  • Administration and enforcement of employment requirements are governed by the National Employment Service – which is split into a National Employment Office at the national level, Labor Centers of Government Offices at County Level, and Branch Offices at the local level.
  • In Hungary, employment contracts must be established in writing, and must not be contrary to the applicable collective bargaining agreement – unless the employment terms are more favorable for the employee.
  • If an employment contract is not provided in writing by the employer within 30 days from the job’s commencement, it can be cited as invalid by the employee.
  • The standard contract type is an indefinite contract. 
  • Fixed-term contracts are also practiced, but their validity may not exceed 5 years.
  • The standard working time is 8 hours a day and 40 hours a week, but this can be altered according to the type of employment contract and work.
  • Employers must at least meet the minimum wage for the employee’s salary, but the average monthly salary may differ according to the industry and sector.
  • Overtime work cannot exceed maximum of 4 hours daily, and 8 hours weekly. Any employee who works overtime should receive a supplement of no less than 150% of their hourly rate (200% during the weekends and holidays), or fully paid time off for no less than the amount of overtime that has been worked.
  • Employees are entitled to at least 11 hours of interrupted rest after the end of daily work and until the beginning of next day’s work.
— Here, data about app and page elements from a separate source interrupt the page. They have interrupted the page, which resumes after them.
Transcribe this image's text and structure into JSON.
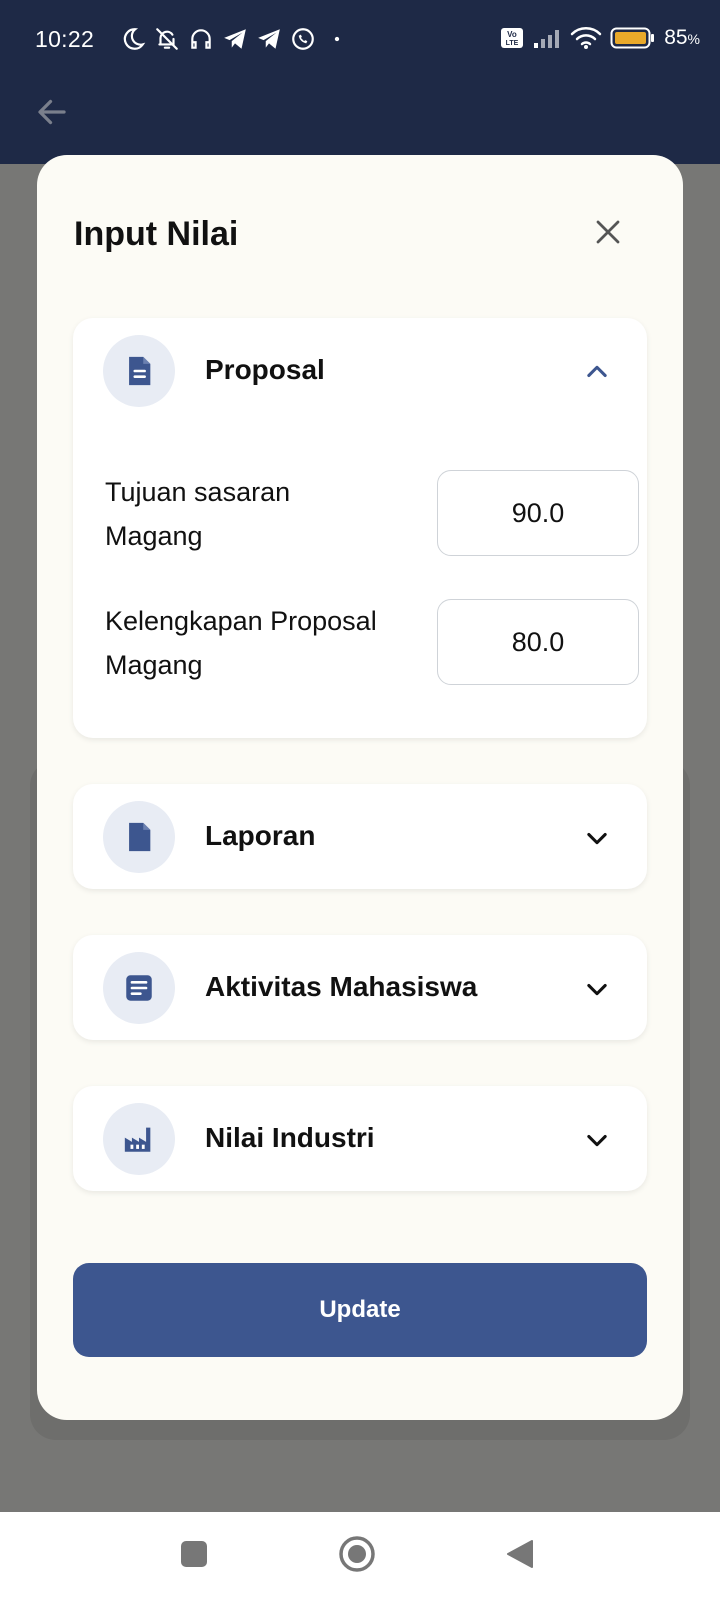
{
  "status_bar": {
    "time": "10:22",
    "battery_percent": "85",
    "battery_unit": "%",
    "icons_left": [
      "moon-icon",
      "bell-off-icon",
      "headphones-icon",
      "telegram-icon",
      "telegram-icon",
      "whatsapp-icon",
      "dot-icon"
    ],
    "icons_right": [
      "volte-icon",
      "signal-icon",
      "wifi-icon",
      "battery-icon"
    ]
  },
  "app_bar": {
    "back_icon": "arrow-left-icon"
  },
  "dialog": {
    "title": "Input Nilai",
    "close_icon": "close-icon",
    "sections": [
      {
        "label": "Proposal",
        "icon": "document-lines-icon",
        "expanded": true,
        "fields": [
          {
            "label": "Tujuan sasaran Magang",
            "value": "90.0"
          },
          {
            "label": "Kelengkapan Proposal Magang",
            "value": "80.0"
          }
        ]
      },
      {
        "label": "Laporan",
        "icon": "document-icon",
        "expanded": false
      },
      {
        "label": "Aktivitas Mahasiswa",
        "icon": "article-icon",
        "expanded": false
      },
      {
        "label": "Nilai Industri",
        "icon": "factory-icon",
        "expanded": false
      }
    ],
    "update_label": "Update"
  },
  "colors": {
    "header_bg": "#1e2946",
    "accent": "#3d568f",
    "dialog_bg": "#fcfbf5",
    "icon_circle_bg": "#e8ecf4"
  },
  "nav_bar": {
    "icons": [
      "square-icon",
      "home-circle-icon",
      "back-triangle-icon"
    ]
  }
}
In a week, employees are entitled to 2 rest days.
  • Employers are obligated to with-hold and pay employees’ personal income tax and social security contributions monthly.
  • The standard notice period for employment termination is one month – however, this may vary according to the employment contract and cannot exceed one year.
  • Under the Labor Code, the employment notice can be extended according to the length of the employee’s length of service:
    – 3-5 years: 35 days
    – 5-8 years: 45 days
    – 8-10 years: 50 days 
    – 10-15 years: 55 days 
    – 15-18 years: 60 days 
    – 18-20 years: 70 days 
    – 20+ years: 90 days 
  • The probationary period is generally agreed upon between the employer and employee but should not exceed 3 months. According to an applicable collective bargaining agreement, this period may be extended to 6 months. 
  • Termination of employment during probation may be done with immediate effect and without justification.